A parotidectomy is the surgical excision (removal) of the parotid gland, the major and largest of the salivary glands. The procedure is most typically performed due to neoplasms (tumors), which are growths of rapidly and abnormally dividing cells. Neoplasms can be benign (non-cancerous) or malignant (cancerous). The majority of parotid gland tumors are benign, however 20% of parotid tumors are found to be malignant. A parotidectomy is performed mostly by the oral and maxillofacial surgeons and otolaryngologist.


The US Cooperative for International Patient Programs (USCIPP) is an organizational membership program of the National Center for Healthcare Leadership (NCHL), a Chicago-based nonprofit. USCIPP is composed of US academic medical centers, hospitals, and health systems that operate in the international patient care and global healthcare collaborations market.Founded in 2010 with support from the International Trade Administration's Market Development Cooperator Program, the association now represents nearly 70 US healthcare provider organizations. USCIPP's members work together to achieve the association's mission of increasing the global competitiveness of US hospitals, expanding international access to US medical expertise, conducting research and market analysis on international trade in healthcare services, and facilitating the interorganizational sharing of best practices in caring for international patients as well as in executing collaborative healthcare projects outside of the US. While all of USCIPP's member institutions share a focus on providing care to international patients who travel to the US for treatment, the majority of its members also engage in non-patient international collaborations, such as cross-border education programs, providing management services to organizations in other countries, offering consulting services to hospitals and governments abroad, and/or engaging in international, joint clinical research. Member Organizations:


Ann & Robert H. Lurie Children's Hospital of Chicago

Atrium Health

Baptist Health International

Baylor St. Luke's Medical Center

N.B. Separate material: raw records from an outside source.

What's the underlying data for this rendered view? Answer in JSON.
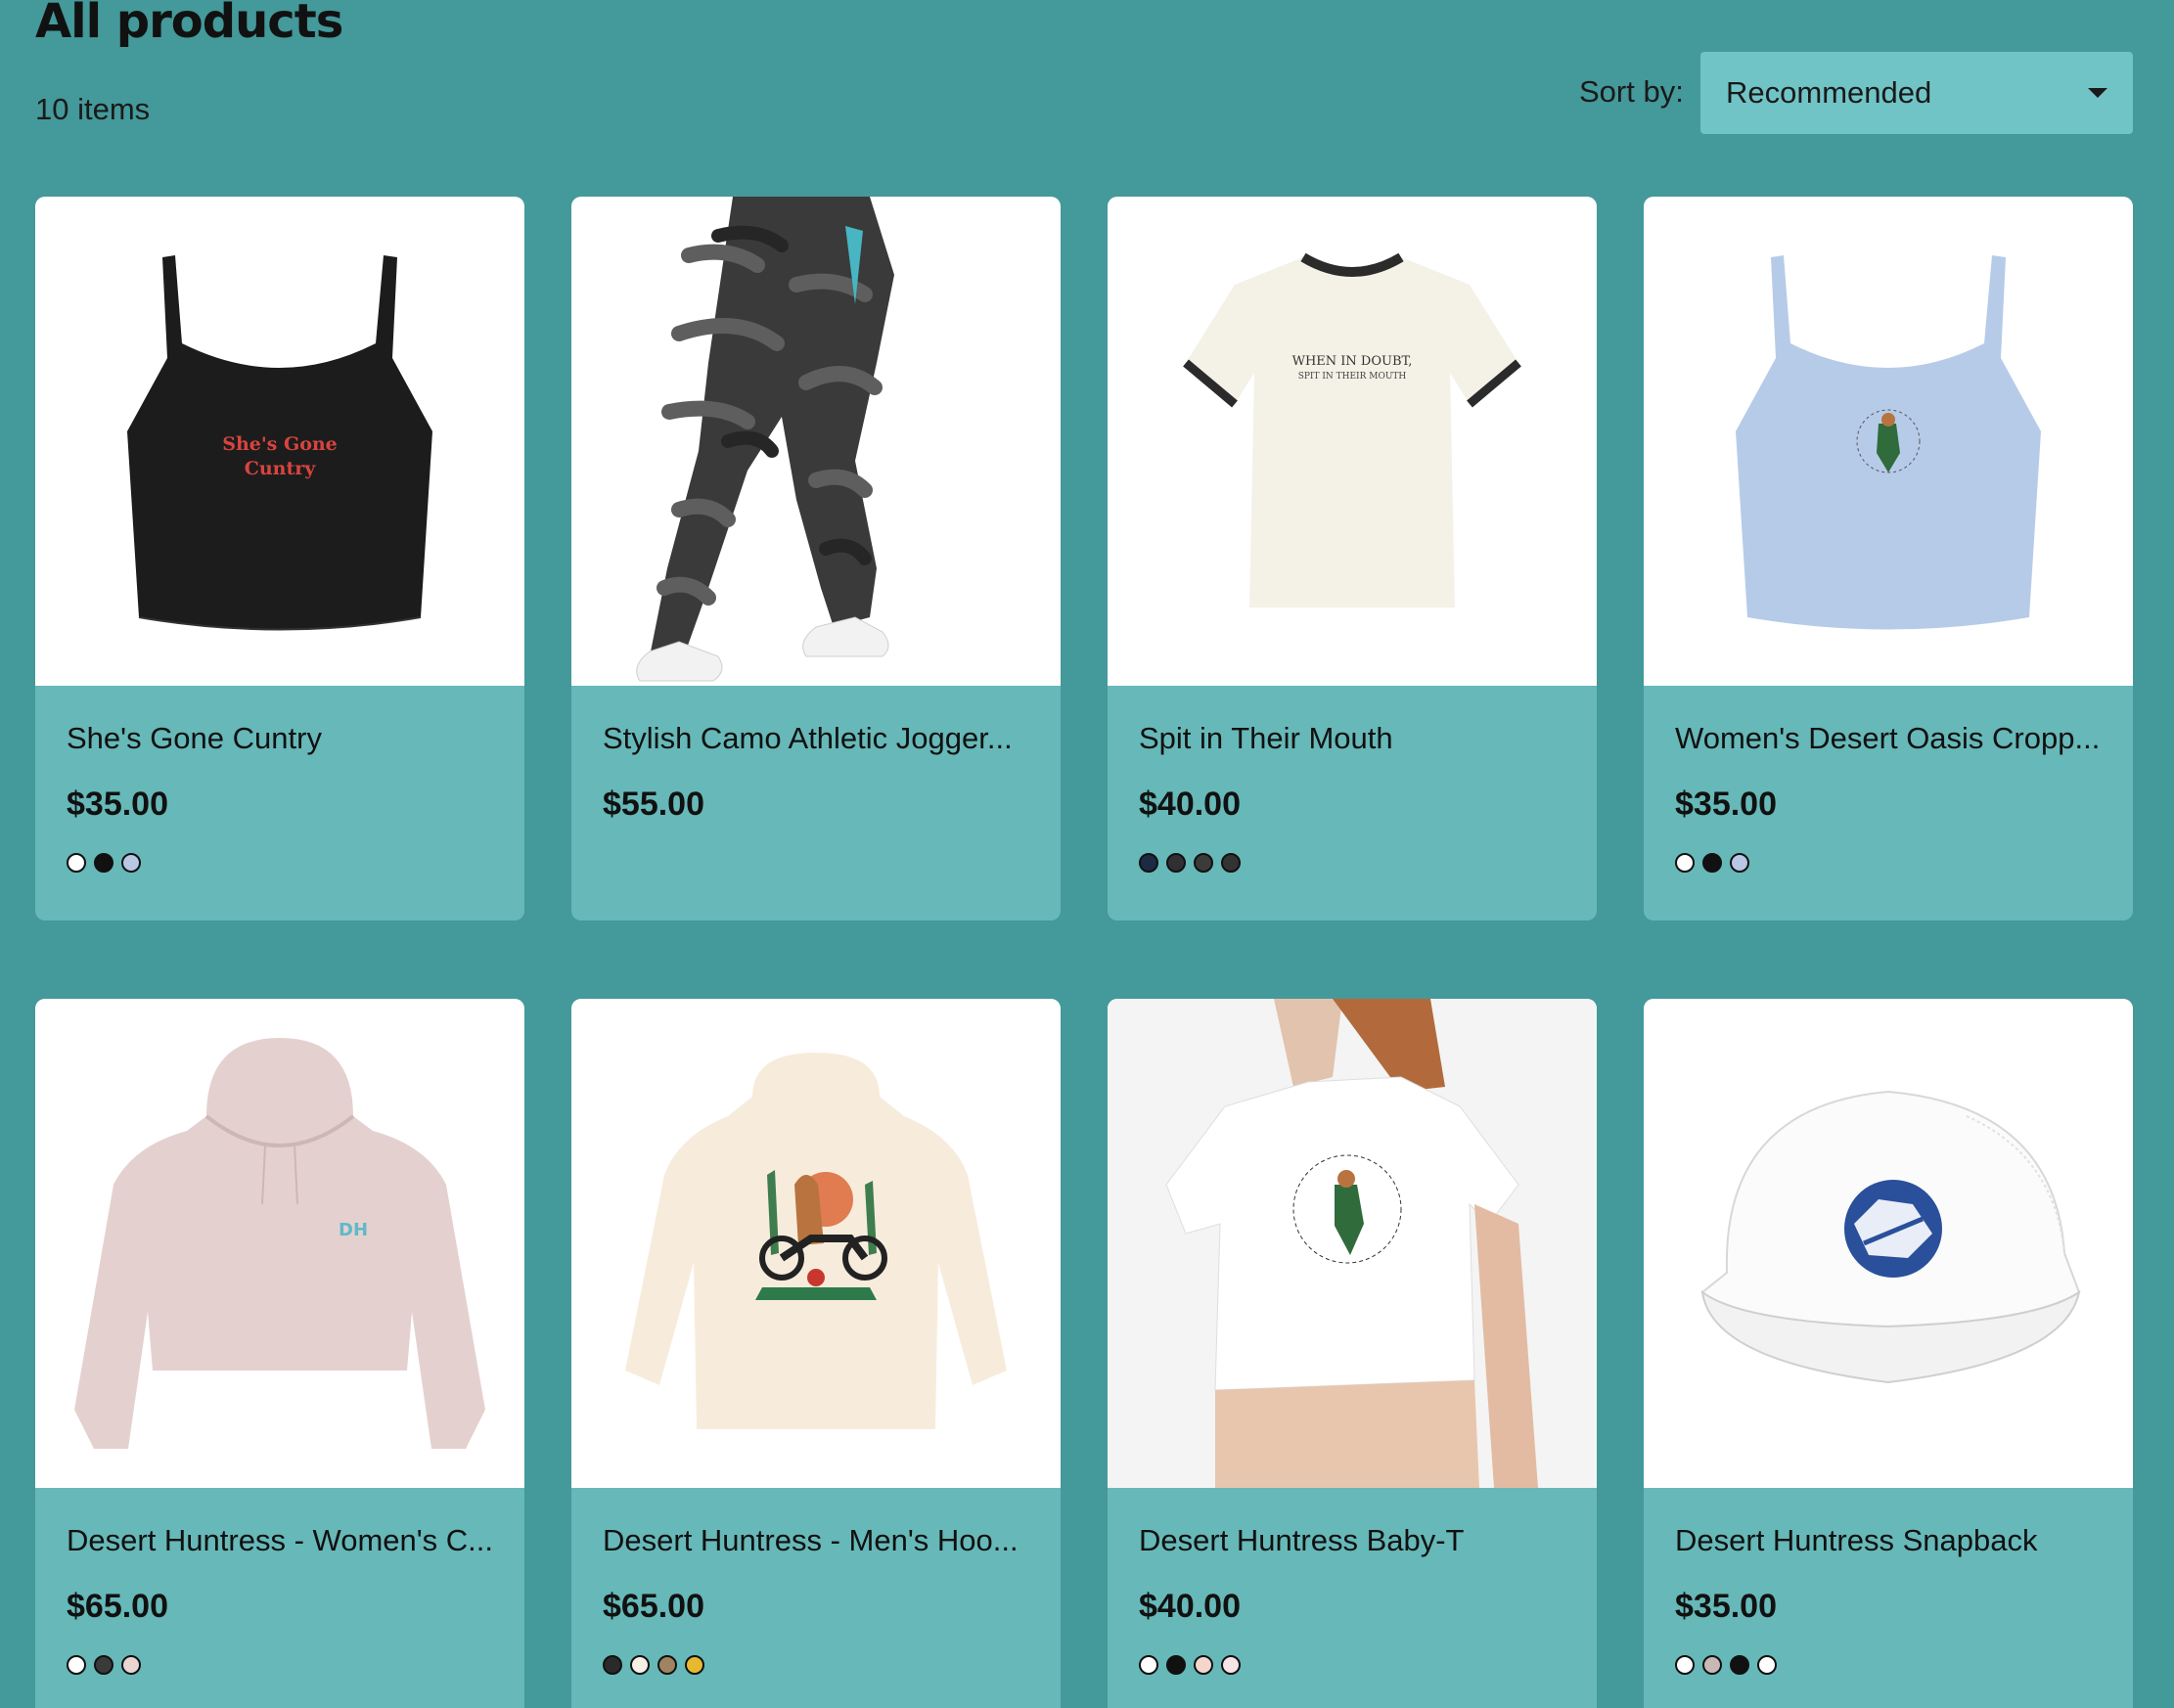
{
  "header": {
    "title": "All products",
    "item_count": "10 items",
    "sort_label": "Sort by:",
    "sort_value": "Recommended"
  },
  "products": [
    {
      "title": "She's Gone Cuntry",
      "price": "$35.00",
      "image": "black-crop-tank-top",
      "print": [
        "She's Gone",
        "Cuntry"
      ],
      "swatches": [
        "#ffffff",
        "#111111",
        "#b9c6e4"
      ]
    },
    {
      "title": "Stylish Camo Athletic Jogger...",
      "price": "$55.00",
      "image": "camo-joggers",
      "swatches": []
    },
    {
      "title": "Spit in Their Mouth",
      "price": "$40.00",
      "image": "ringer-tee",
      "print": [
        "WHEN IN DOUBT,",
        "SPIT IN THEIR MOUTH"
      ],
      "swatches": [
        "#1d2a44",
        "#2f2f34",
        "#3b3b3b",
        "#333333"
      ]
    },
    {
      "title": "Women's Desert Oasis Cropp...",
      "price": "$35.00",
      "image": "blue-crop-tank-top",
      "swatches": [
        "#ffffff",
        "#111111",
        "#b9c6e4"
      ]
    },
    {
      "title": "Desert Huntress - Women's C...",
      "price": "$65.00",
      "image": "pink-crop-hoodie",
      "print": [
        "DH"
      ],
      "swatches": [
        "#ffffff",
        "#3a3a3a",
        "#e9d6d3"
      ]
    },
    {
      "title": "Desert Huntress - Men's Hoo...",
      "price": "$65.00",
      "image": "cream-hoodie-back",
      "swatches": [
        "#2a2a2a",
        "#f6f1e4",
        "#a08461",
        "#e8b830"
      ]
    },
    {
      "title": "Desert Huntress Baby-T",
      "price": "$40.00",
      "image": "white-baby-tee",
      "swatches": [
        "#ffffff",
        "#111111",
        "#f3d7cd",
        "#f6e3e6"
      ]
    },
    {
      "title": "Desert Huntress Snapback",
      "price": "$35.00",
      "image": "white-trucker-cap",
      "swatches": [
        "#ffffff",
        "#c8b8b8",
        "#111111",
        "#ffffff"
      ]
    }
  ],
  "colors": {
    "background": "#44999a",
    "card_info": "#67b8b8",
    "select": "#71c4c6"
  }
}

Boston Children's Hospital

Brigham Health, Dana-Farber/Brigham and Women’s Cancer Care

Broward Health International

Cancer Treatment Centers of America

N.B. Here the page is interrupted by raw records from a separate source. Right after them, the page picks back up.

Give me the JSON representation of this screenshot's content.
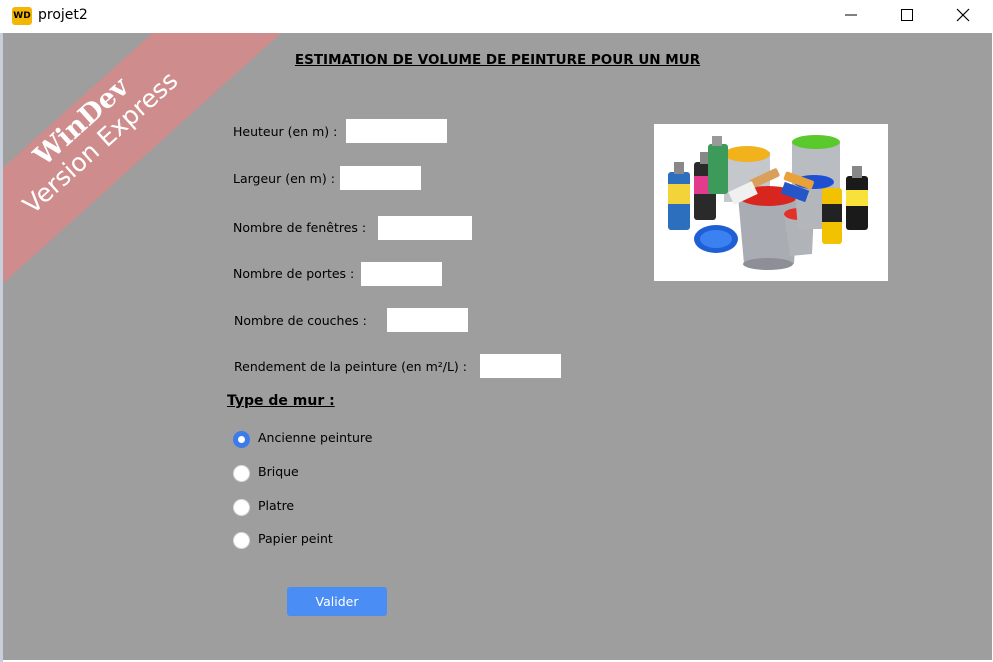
{
  "window": {
    "app_icon_text": "WD",
    "title": "projet2"
  },
  "watermark": {
    "line1": "WinDev",
    "line2": "Version Express"
  },
  "form": {
    "title": "ESTIMATION DE VOLUME DE PEINTURE POUR UN MUR",
    "fields": [
      {
        "label": "Heuteur (en m) :",
        "value": ""
      },
      {
        "label": "Largeur (en m) :",
        "value": ""
      },
      {
        "label": "Nombre de fenêtres :",
        "value": ""
      },
      {
        "label": "Nombre de portes :",
        "value": ""
      },
      {
        "label": "Nombre de couches :",
        "value": ""
      },
      {
        "label": "Rendement de la peinture (en m²/L) :",
        "value": ""
      }
    ],
    "wall_type": {
      "title": "Type de mur :",
      "options": [
        "Ancienne peinture",
        "Brique",
        "Platre",
        "Papier peint"
      ],
      "selected": "Ancienne peinture"
    },
    "submit_label": "Valider"
  },
  "colors": {
    "background": "#9e9e9e",
    "accent": "#3b7bea",
    "button": "#4a8df5",
    "watermark": "#cf8c8c"
  },
  "image": {
    "name": "paint-cans-image"
  }
}
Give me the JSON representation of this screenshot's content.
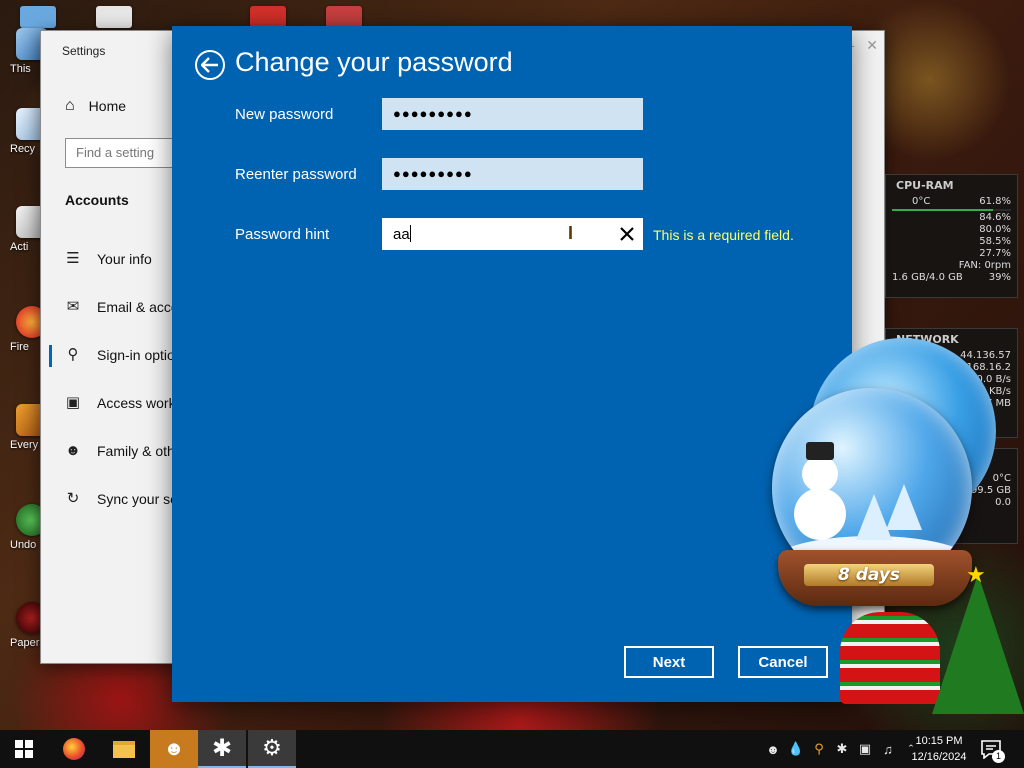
{
  "desktop": {
    "icons": [
      {
        "label": "This"
      },
      {
        "label": "Recy"
      },
      {
        "label": "Acti"
      },
      {
        "label": "Fire"
      },
      {
        "label": "Every"
      },
      {
        "label": "Undo"
      },
      {
        "label": "Papers, P"
      }
    ]
  },
  "settings": {
    "title": "Settings",
    "home": "Home",
    "search_placeholder": "Find a setting",
    "section": "Accounts",
    "nav": [
      {
        "label": "Your info",
        "icon": "person-info-icon"
      },
      {
        "label": "Email & acco",
        "icon": "mail-icon"
      },
      {
        "label": "Sign-in optio",
        "icon": "key-icon",
        "selected": true
      },
      {
        "label": "Access work",
        "icon": "briefcase-icon"
      },
      {
        "label": "Family & oth",
        "icon": "person-add-icon"
      },
      {
        "label": "Sync your se",
        "icon": "sync-icon"
      }
    ]
  },
  "dialog": {
    "title": "Change your password",
    "new_password_label": "New password",
    "new_password_value": "●●●●●●●●●",
    "reenter_label": "Reenter password",
    "reenter_value": "●●●●●●●●●",
    "hint_label": "Password hint",
    "hint_value": "aa",
    "error": "This is a required field.",
    "next": "Next",
    "cancel": "Cancel",
    "accent": "#0063b1",
    "error_color": "#ffff66"
  },
  "gadgets": {
    "cpu_ram": {
      "title": "CPU-RAM",
      "temp": "0°C",
      "total": "61.8%",
      "cores": [
        "84.6%",
        "80.0%",
        "58.5%",
        "27.7%"
      ],
      "core_levels": [
        0.846,
        0.8,
        0.585,
        0.277
      ],
      "fan": "FAN: 0rpm",
      "ram": "1.6 GB/4.0 GB",
      "ram_pct": "39%"
    },
    "network": {
      "title": "NETWORK",
      "lines": [
        "44.136.57",
        "168.16.2",
        "0.0 B/s",
        "KB/s",
        "7 MB"
      ]
    },
    "drive": {
      "lines": [
        "0°C",
        "99.5 GB",
        "0.0"
      ]
    }
  },
  "countdown": {
    "label": "8 days"
  },
  "taskbar": {
    "apps": [
      {
        "name": "start",
        "icon": "windows-icon"
      },
      {
        "name": "firefox",
        "icon": "firefox-icon"
      },
      {
        "name": "file-explorer",
        "icon": "folder-icon"
      },
      {
        "name": "app-people",
        "icon": "people-icon"
      },
      {
        "name": "app-asterisk",
        "icon": "asterisk-icon"
      },
      {
        "name": "settings",
        "icon": "gear-icon"
      }
    ],
    "time": "10:15 PM",
    "date": "12/16/2024",
    "notifications": "1"
  }
}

Children's Hospital Los Angeles

Children's Hospital of Philadelphia

Children's Mercy Kansas City

Children's National Health System

Cincinnati Children's Hospital Medical Center

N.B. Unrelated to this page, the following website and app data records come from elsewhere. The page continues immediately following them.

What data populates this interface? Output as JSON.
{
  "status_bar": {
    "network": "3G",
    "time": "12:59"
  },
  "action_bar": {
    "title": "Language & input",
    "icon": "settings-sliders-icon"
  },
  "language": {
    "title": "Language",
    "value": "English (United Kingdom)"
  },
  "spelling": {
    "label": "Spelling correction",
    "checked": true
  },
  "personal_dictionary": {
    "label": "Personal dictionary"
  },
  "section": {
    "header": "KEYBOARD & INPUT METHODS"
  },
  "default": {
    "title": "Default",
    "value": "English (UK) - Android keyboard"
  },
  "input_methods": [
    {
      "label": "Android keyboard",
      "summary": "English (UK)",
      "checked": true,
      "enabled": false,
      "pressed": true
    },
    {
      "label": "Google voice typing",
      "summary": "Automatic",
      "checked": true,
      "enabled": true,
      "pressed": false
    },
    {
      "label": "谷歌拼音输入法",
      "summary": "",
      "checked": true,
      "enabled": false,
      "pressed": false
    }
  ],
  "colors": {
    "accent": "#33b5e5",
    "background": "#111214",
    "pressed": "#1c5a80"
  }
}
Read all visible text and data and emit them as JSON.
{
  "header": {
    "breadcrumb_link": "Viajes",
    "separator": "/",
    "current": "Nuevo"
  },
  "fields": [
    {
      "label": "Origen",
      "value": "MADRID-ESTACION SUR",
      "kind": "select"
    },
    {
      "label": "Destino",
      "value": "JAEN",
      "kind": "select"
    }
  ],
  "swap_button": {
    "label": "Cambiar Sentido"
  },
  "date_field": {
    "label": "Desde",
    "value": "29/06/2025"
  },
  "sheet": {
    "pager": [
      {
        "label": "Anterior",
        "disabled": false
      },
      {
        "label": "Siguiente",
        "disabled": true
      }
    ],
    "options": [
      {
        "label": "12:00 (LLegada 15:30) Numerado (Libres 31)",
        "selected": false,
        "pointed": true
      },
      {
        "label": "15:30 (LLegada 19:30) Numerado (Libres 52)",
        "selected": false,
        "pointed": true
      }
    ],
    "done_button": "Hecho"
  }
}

City of Hope

Cleveland Clinic

Community Medical Centers – Central California

Cook Children's Health Care System

Dignity Health International

Duke Health

Emory Healthcare

Henry Ford Health System

Hospital for Special Surgery

Houston Methodist

Indiana University Health

Inova Health System

Johns Hopkins Medicine International

Keck Medicine of the University of Southern California

Kennedy Krieger Institute

Massachusetts General Hospital

Mayo Clinic

MedStar Georgetown University Hospital

Memorial Healthcare System

Memorial Hermann–Texas Medical Center & TIRR Memorial Hermann

Memorial Sloan Kettering Cancer Center

Minnesota International Medicine

Moffitt Cancer Center

Mount Sinai Medical Center

Nationwide Children's Hospital

Nemours Alfred I duPont Hospital for Children


Nicklaus Children's Hospital

Northwell Health

Northwestern Medicine

NYU Langone Health

Ochsner Health System

Pacific Neuroscience Institute

Penn Medicine

Philadelphia International Medicine

Rush University Medical Center

Seattle Children's

Sharp HealthCare

Shirley Ryan AbilityLab

Stanford Medicine

Texas Children's Hospital

The Ohio State University Comprehensive Cancer Center – Arthur G. James Cancer Hospital and Richard J. Solove Research Institute

UC San Diego Health


UChicago Medicine

UCLA Health

UCSF Health

UPMC and Children's Hospital of Pittsburgh of UPMC

Yale International Medicine Program

Hospitals in Washington, D.C.
Long term/rehab/outpatient
Member Hospitals
Student life
Historic Sites
Streets & Bridges
Parks & Cemeteries

This page is based on a Wikipedia article written by authors (here).
Text is available under the CC BY-SA 3.0 license; additional terms may apply.
Images, videos and audio are available under their respective licenses.